→ **ABOUT THIS EXERCISE**: Your answer must be every line of the data below that holds the string "JSON", copied exactly.

----

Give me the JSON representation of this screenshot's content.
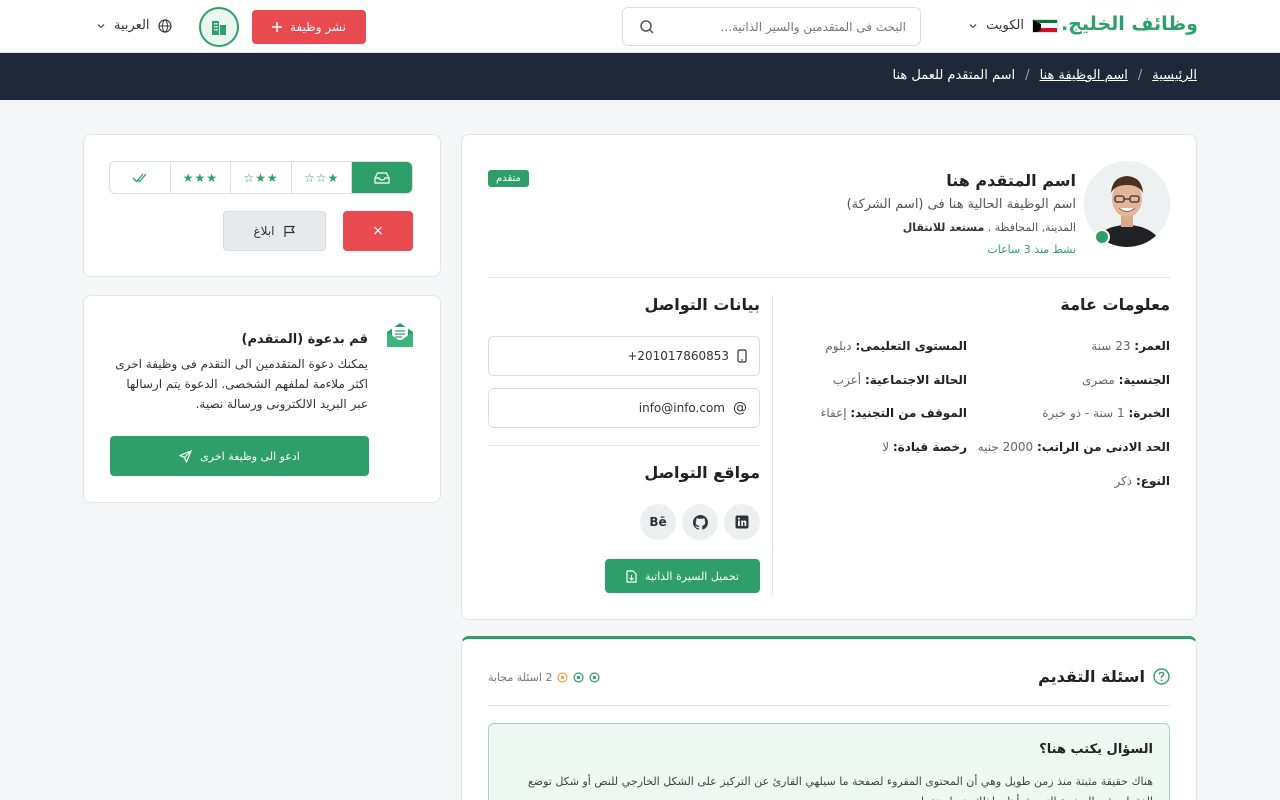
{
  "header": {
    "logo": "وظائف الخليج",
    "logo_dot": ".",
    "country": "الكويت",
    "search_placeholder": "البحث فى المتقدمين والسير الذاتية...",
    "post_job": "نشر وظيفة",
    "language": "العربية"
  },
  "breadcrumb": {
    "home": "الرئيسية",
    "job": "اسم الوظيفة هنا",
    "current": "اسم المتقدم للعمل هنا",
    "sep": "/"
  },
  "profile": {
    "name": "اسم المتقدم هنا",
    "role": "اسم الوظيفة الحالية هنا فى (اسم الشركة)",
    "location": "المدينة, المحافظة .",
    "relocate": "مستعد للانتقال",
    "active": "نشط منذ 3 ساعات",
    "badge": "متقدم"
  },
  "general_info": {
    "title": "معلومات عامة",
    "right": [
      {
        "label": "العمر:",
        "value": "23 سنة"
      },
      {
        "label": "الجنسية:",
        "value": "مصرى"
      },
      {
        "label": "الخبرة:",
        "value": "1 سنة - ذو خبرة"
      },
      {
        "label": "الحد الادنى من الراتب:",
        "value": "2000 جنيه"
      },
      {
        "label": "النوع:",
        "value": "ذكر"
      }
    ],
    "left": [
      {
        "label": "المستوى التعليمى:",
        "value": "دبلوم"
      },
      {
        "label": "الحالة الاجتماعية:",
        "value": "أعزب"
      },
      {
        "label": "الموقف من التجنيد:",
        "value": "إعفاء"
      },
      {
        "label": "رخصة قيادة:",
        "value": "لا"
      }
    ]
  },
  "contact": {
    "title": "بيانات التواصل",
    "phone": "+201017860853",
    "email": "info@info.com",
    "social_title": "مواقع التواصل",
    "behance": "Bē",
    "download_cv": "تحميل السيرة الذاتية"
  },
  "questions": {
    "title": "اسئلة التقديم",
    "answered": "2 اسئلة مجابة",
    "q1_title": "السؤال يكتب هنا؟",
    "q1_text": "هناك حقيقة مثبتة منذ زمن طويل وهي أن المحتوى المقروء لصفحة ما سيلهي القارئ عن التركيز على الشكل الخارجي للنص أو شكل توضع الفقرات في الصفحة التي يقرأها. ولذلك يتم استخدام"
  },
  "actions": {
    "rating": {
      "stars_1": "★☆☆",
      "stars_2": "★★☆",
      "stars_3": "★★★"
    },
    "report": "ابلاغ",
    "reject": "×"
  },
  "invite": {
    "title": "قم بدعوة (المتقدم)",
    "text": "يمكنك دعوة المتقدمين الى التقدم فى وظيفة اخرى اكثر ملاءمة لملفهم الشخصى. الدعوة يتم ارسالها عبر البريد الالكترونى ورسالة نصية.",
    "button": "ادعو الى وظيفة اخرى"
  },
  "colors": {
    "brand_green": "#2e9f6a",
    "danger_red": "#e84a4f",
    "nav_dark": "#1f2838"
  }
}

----

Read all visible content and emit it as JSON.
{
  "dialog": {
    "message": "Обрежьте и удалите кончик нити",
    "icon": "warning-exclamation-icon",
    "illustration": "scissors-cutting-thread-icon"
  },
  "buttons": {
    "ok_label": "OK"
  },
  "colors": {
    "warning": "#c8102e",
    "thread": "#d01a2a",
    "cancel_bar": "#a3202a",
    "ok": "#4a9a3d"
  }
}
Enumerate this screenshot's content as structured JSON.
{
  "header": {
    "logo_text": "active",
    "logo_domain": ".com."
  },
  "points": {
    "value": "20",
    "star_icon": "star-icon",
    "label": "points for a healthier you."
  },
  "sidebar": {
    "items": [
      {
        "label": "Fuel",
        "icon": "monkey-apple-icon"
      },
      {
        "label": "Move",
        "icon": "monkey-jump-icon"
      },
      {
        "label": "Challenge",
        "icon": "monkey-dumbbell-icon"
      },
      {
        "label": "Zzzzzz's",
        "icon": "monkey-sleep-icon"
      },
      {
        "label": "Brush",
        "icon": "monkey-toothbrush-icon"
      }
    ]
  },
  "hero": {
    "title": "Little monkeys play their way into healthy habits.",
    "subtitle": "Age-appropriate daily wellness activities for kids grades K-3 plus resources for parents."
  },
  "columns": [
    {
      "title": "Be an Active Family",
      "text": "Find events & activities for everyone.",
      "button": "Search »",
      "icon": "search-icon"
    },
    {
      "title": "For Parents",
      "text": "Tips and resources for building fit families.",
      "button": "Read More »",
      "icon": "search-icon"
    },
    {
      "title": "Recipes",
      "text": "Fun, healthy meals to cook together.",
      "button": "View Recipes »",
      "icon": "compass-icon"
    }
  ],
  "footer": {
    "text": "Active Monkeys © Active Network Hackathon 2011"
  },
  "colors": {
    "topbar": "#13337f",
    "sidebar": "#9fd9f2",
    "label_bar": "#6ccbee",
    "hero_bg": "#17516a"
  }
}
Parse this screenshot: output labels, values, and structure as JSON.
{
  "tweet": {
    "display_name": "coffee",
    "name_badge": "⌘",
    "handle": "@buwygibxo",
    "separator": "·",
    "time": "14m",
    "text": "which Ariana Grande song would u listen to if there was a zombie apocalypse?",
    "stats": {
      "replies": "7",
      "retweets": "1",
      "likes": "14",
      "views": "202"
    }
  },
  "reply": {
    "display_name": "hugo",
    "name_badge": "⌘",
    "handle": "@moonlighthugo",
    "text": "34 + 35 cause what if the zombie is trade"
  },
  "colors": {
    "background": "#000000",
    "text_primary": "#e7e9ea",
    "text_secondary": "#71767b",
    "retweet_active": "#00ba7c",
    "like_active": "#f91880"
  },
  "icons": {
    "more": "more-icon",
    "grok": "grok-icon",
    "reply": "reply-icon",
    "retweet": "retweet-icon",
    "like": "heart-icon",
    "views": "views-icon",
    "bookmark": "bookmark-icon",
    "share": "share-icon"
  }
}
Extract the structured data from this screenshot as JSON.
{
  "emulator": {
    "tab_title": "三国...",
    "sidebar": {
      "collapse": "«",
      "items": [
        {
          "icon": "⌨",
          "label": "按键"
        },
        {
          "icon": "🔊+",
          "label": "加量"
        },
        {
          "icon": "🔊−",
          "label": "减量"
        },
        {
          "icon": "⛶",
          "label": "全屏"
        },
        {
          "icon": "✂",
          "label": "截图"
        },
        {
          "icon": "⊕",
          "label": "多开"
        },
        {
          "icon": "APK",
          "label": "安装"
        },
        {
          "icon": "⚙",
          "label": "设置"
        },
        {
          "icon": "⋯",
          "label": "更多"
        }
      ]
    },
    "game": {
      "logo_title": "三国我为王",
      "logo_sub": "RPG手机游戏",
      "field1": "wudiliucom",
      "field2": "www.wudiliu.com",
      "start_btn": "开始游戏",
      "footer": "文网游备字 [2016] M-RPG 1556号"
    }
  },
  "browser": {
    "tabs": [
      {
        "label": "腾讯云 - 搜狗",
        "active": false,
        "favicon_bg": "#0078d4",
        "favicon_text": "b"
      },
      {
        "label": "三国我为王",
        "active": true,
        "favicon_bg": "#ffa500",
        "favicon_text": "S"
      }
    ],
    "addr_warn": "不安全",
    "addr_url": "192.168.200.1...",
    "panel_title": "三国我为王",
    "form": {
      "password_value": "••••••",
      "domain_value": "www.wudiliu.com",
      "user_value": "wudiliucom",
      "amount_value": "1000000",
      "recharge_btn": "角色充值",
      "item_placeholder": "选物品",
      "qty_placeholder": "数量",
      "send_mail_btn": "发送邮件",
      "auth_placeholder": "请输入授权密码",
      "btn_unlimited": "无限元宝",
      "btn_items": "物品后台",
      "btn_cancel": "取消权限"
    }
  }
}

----

→ **RESULT OF THE EXERCISE**:
Give me the JSON representation of this screenshot's content.
Read all visible content and emit it as JSON.
Enumerate this screenshot's content as structured JSON.
Parse this screenshot: output labels, values, and structure as JSON.
Extract the structured data from this screenshot as JSON.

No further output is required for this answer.